Page and application data records:

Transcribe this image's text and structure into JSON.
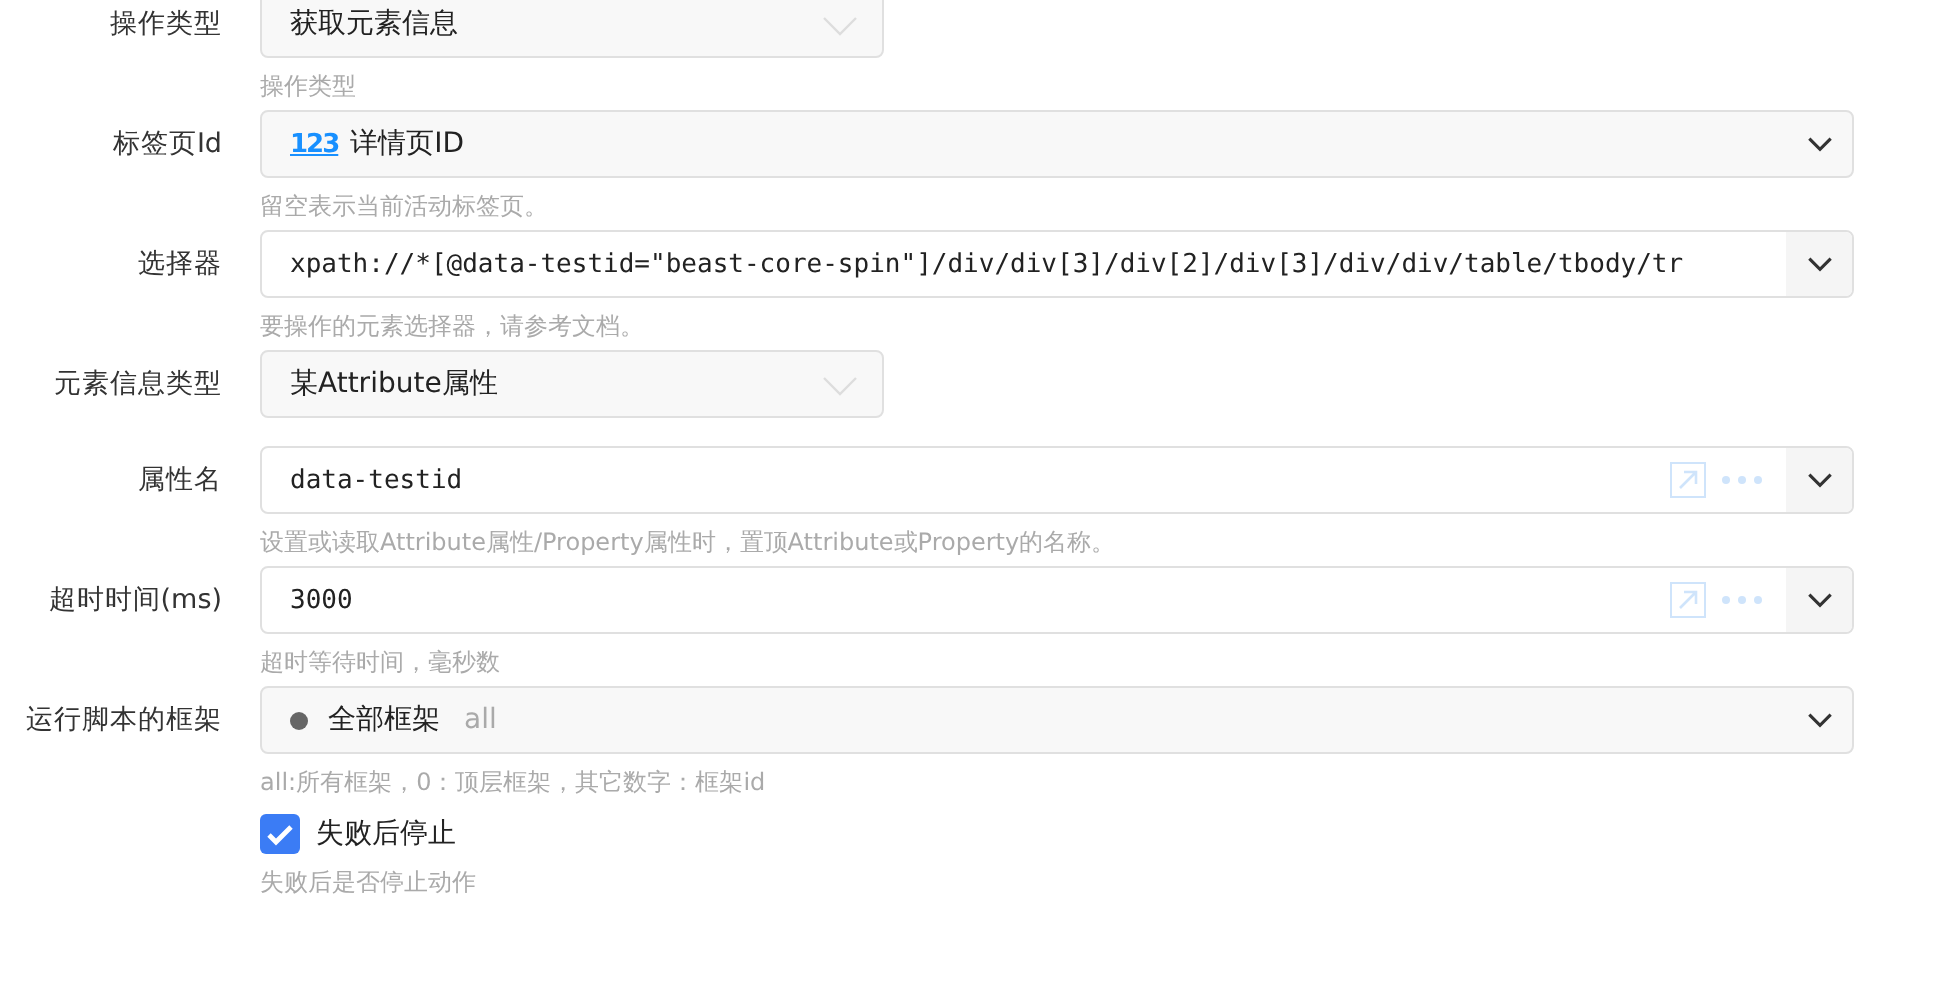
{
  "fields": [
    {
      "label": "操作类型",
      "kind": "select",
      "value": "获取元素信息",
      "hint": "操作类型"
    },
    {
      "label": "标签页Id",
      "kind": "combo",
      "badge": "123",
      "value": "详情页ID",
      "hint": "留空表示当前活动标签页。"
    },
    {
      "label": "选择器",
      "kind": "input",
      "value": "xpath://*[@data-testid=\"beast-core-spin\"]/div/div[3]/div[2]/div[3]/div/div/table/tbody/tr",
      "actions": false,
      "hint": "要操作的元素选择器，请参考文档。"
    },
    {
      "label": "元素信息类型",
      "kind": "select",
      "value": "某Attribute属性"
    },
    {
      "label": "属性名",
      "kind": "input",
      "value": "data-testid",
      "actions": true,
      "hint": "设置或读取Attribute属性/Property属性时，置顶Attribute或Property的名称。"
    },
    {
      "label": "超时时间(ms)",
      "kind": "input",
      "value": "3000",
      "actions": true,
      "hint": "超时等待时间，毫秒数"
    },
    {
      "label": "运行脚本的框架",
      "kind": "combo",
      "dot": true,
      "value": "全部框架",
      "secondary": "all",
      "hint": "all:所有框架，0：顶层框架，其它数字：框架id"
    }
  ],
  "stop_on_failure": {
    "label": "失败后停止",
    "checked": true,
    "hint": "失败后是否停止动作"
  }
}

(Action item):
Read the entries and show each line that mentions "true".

(Response below):
      "actions": true,
      "actions": true,
      "dot": true,
    "checked": true,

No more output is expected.